* [PROBLEM]: Count the lines in the listing below that contain the word "combi" and report that number alone.

* [SOURCE DATA]:
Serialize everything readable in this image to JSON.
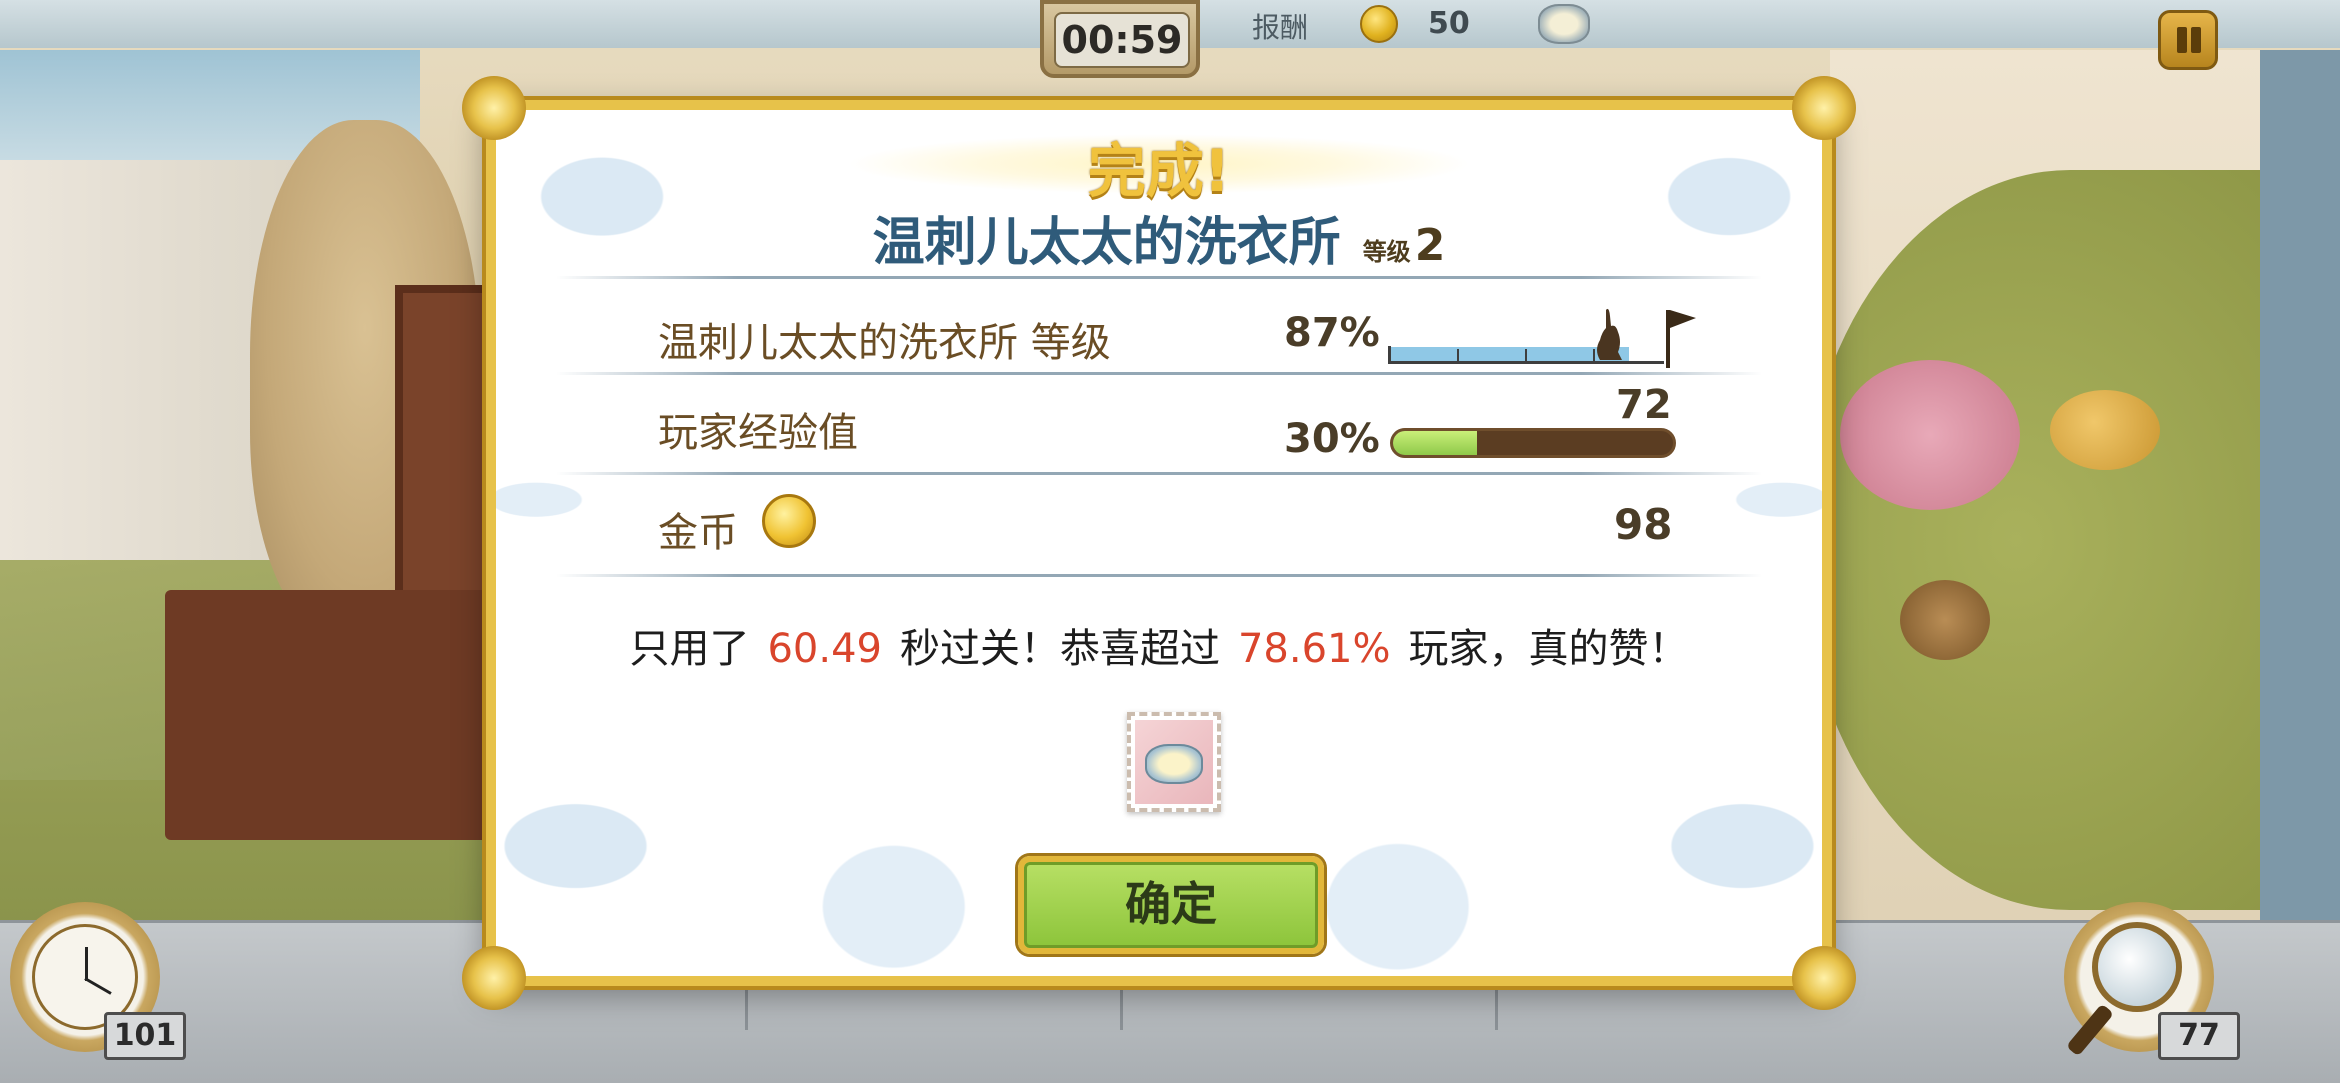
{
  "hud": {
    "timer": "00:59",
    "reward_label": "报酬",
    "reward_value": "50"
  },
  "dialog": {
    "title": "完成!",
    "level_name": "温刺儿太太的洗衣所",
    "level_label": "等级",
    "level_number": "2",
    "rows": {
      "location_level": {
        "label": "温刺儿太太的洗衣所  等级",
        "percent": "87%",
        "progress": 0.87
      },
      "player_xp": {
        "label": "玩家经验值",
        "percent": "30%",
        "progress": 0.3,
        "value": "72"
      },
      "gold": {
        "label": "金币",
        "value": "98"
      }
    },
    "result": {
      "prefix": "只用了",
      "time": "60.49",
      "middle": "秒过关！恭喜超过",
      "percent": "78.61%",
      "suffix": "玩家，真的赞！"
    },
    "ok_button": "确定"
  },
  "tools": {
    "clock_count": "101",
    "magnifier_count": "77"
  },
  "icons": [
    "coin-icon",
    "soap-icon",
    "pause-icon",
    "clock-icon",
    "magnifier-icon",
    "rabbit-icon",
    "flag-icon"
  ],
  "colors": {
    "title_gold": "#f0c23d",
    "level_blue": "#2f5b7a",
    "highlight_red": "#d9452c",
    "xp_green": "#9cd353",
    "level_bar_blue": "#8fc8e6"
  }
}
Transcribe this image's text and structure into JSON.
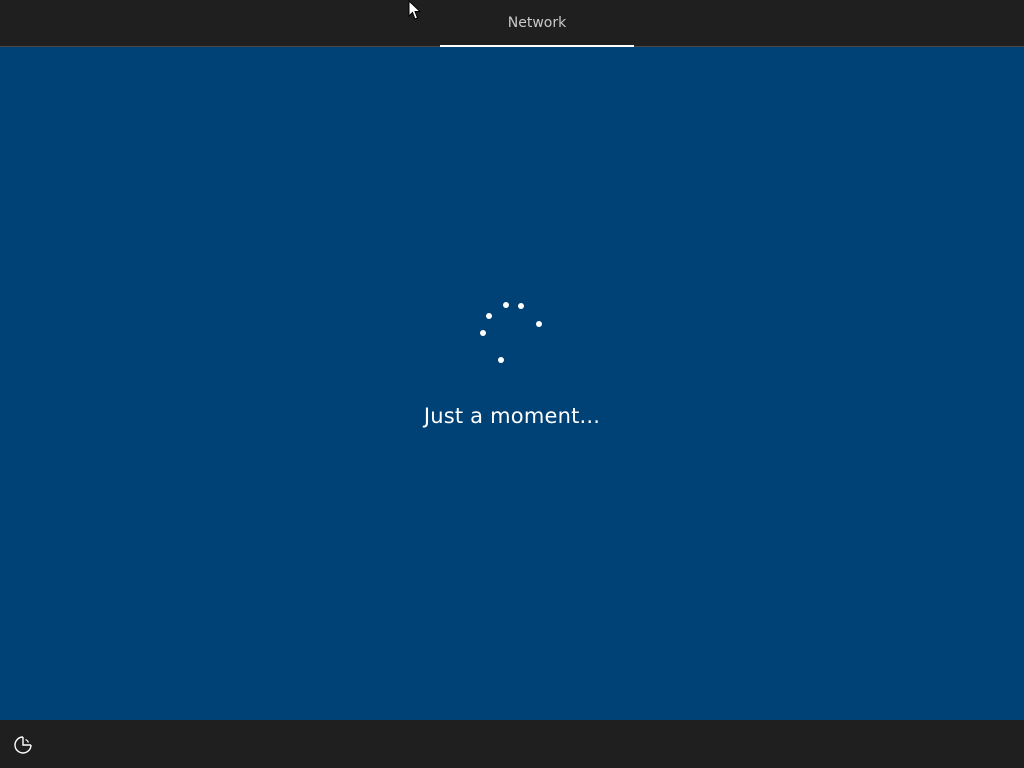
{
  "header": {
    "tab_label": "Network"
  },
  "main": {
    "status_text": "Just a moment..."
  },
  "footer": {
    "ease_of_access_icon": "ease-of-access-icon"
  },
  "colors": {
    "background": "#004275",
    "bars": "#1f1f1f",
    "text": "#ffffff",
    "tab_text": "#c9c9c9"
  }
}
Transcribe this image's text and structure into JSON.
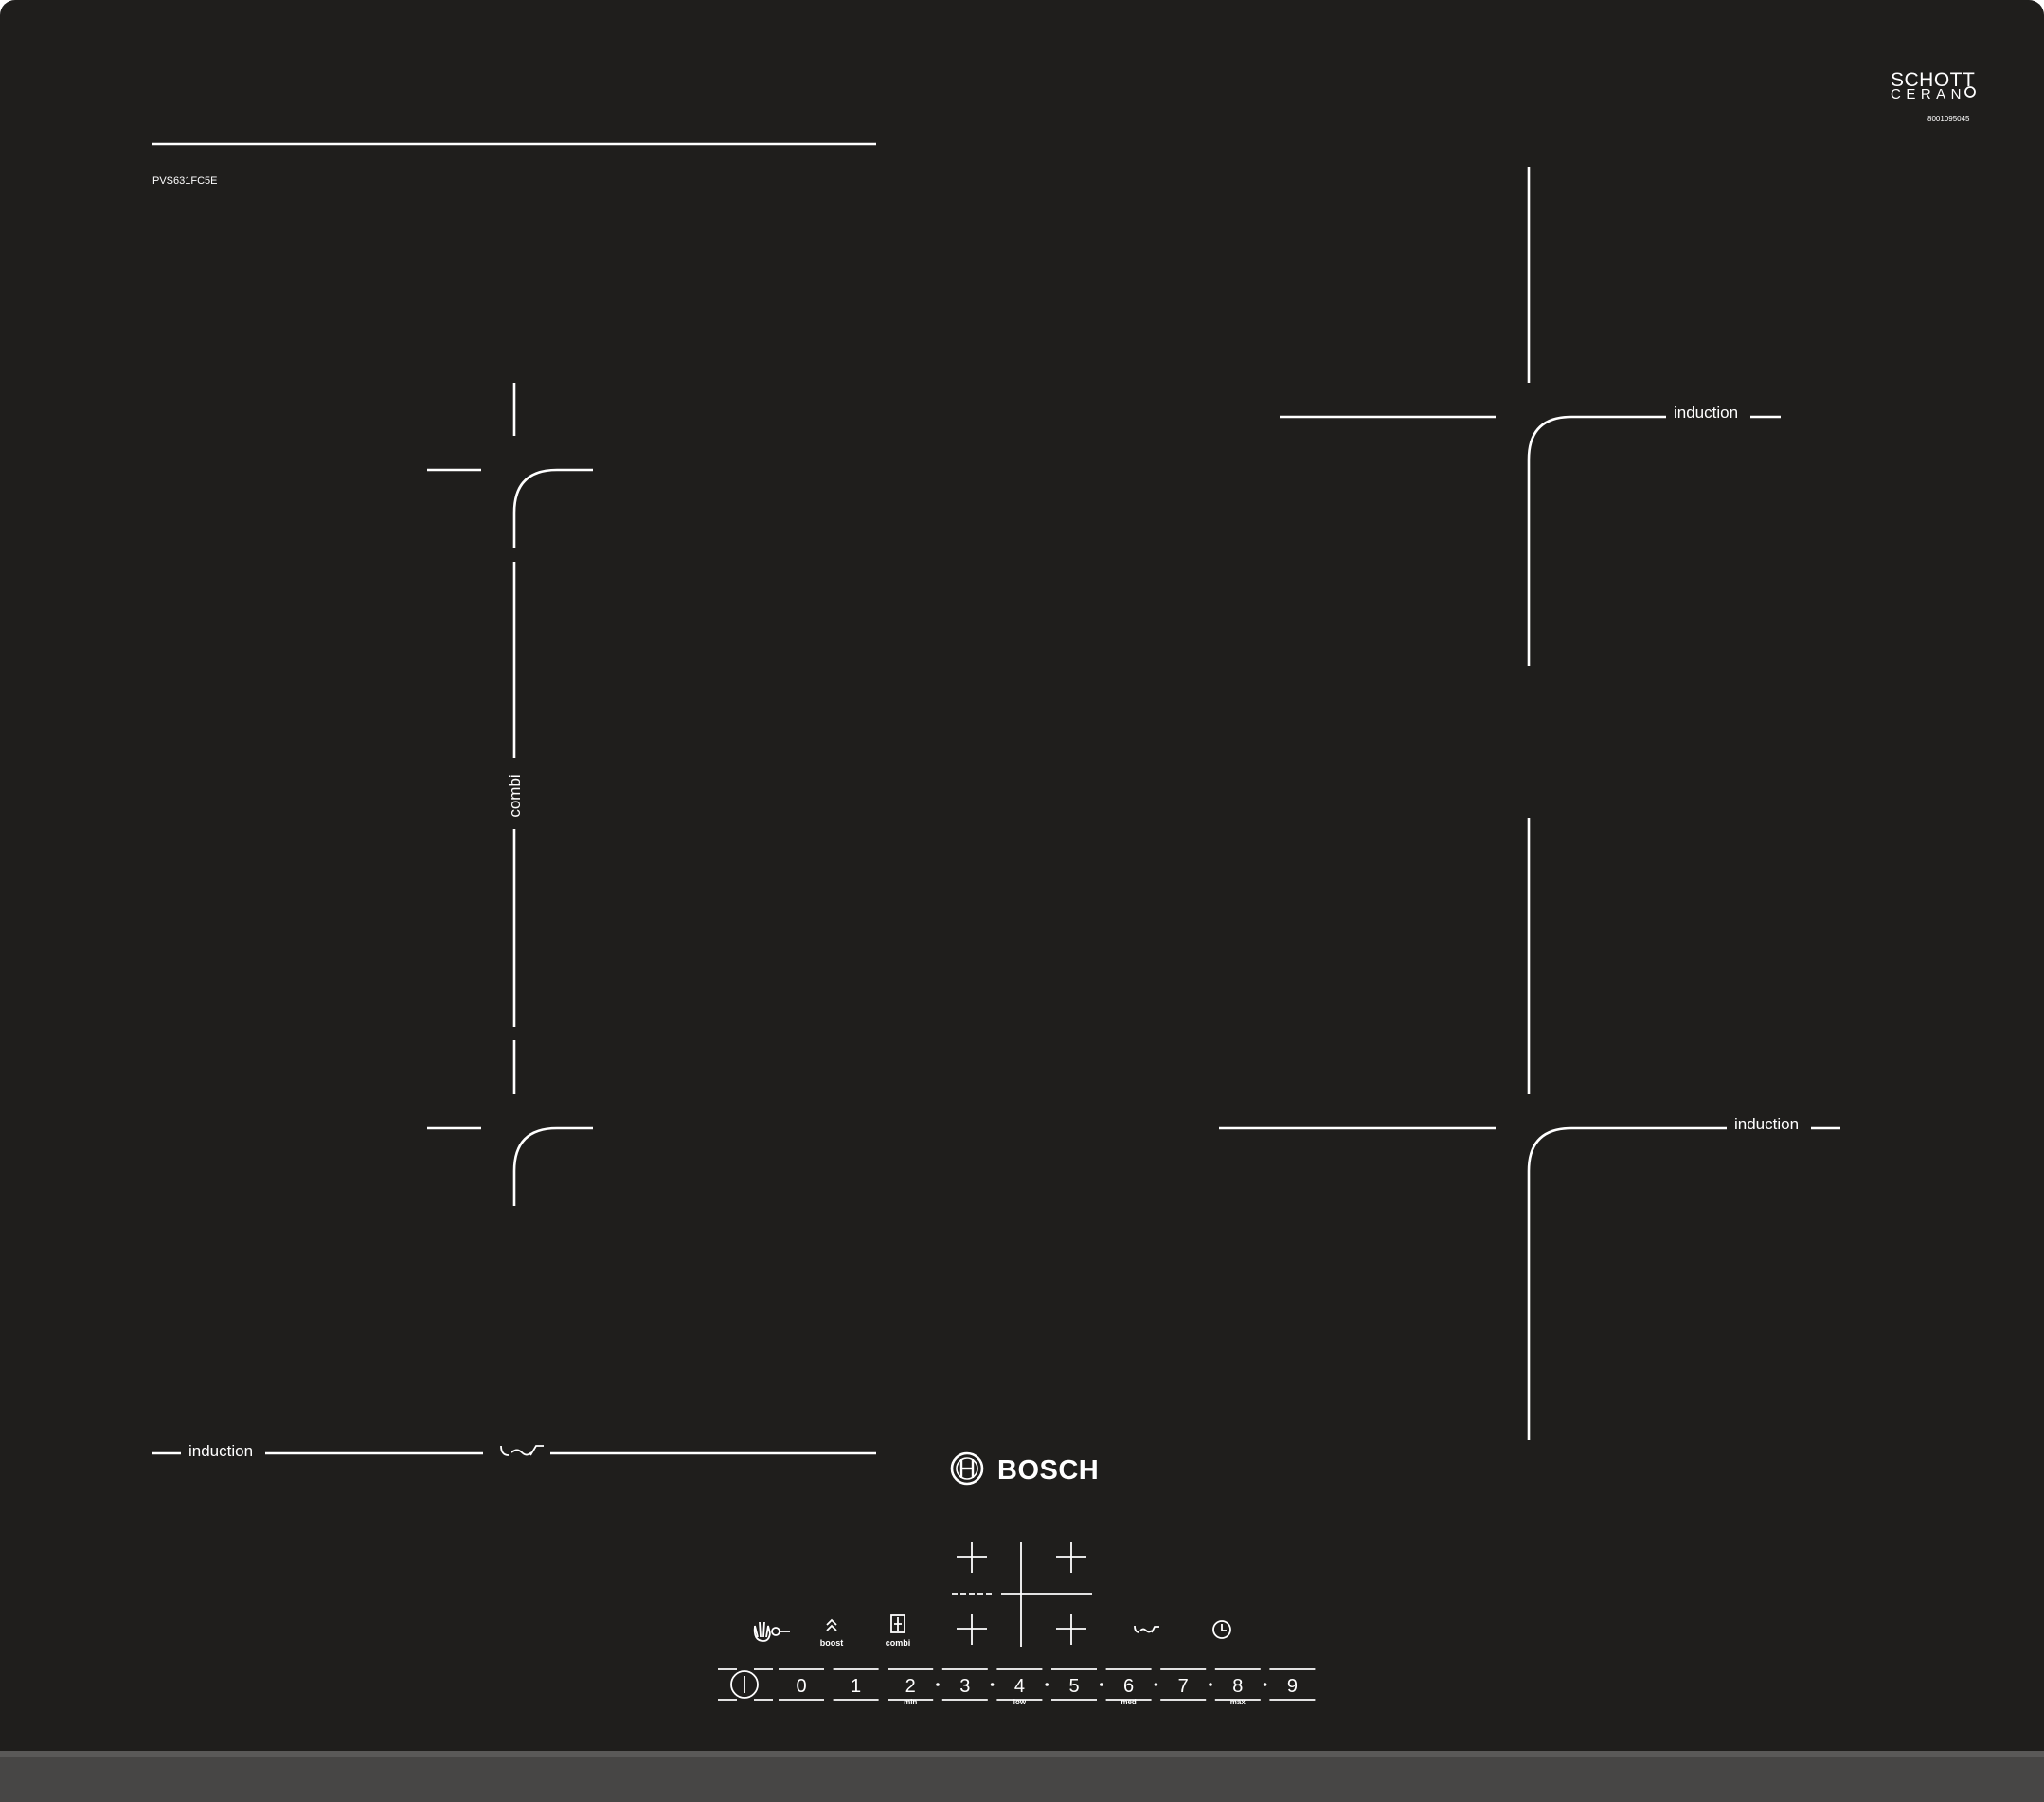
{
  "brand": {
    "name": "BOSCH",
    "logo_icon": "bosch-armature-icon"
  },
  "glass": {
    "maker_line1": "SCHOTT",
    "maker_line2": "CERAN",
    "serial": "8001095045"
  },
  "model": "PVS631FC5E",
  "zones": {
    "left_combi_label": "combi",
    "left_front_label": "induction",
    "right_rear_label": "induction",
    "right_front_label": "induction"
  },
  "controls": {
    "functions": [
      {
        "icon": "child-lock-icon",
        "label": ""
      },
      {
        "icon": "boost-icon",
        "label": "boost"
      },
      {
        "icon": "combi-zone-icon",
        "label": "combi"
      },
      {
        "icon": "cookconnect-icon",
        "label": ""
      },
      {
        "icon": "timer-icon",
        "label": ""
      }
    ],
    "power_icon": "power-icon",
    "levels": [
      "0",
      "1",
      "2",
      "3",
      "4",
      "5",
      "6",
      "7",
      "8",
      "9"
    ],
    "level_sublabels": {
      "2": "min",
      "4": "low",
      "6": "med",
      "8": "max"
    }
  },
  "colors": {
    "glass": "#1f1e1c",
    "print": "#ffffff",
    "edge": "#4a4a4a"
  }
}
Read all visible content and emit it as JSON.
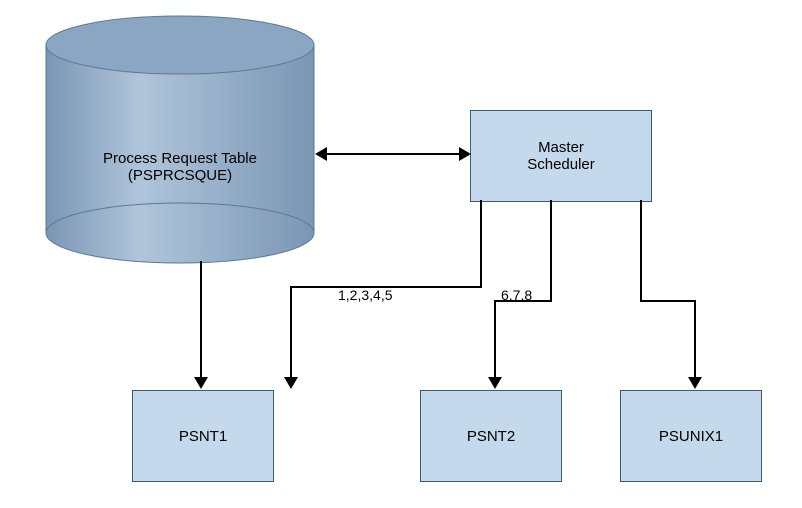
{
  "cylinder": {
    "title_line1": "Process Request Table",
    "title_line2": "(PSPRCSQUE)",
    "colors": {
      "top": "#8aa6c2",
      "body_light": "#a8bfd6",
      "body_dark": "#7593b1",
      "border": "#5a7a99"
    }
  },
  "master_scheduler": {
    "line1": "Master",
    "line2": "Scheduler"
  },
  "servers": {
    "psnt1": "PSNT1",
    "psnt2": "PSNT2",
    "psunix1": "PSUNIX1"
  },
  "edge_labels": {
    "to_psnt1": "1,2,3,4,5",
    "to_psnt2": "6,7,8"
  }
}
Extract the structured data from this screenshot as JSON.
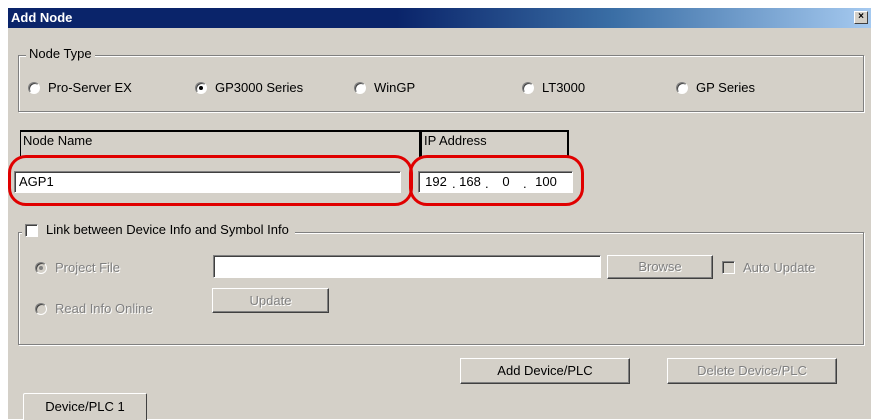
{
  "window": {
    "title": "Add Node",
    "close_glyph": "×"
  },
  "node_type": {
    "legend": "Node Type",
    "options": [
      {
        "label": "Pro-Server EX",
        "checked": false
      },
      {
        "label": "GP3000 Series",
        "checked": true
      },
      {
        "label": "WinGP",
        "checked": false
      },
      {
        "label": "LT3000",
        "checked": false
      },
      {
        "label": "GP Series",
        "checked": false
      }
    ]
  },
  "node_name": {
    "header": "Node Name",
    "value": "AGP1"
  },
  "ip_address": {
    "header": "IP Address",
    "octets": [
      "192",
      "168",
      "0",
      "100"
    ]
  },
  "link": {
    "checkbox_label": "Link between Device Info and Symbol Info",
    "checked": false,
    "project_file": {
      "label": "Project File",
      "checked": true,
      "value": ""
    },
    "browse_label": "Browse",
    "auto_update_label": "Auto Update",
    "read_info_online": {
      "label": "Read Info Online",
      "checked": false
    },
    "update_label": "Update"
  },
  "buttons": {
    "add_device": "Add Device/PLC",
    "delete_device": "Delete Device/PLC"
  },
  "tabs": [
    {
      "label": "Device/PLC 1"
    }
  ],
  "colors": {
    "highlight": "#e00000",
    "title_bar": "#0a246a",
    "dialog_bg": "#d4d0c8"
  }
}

* [SOLUTION]: 3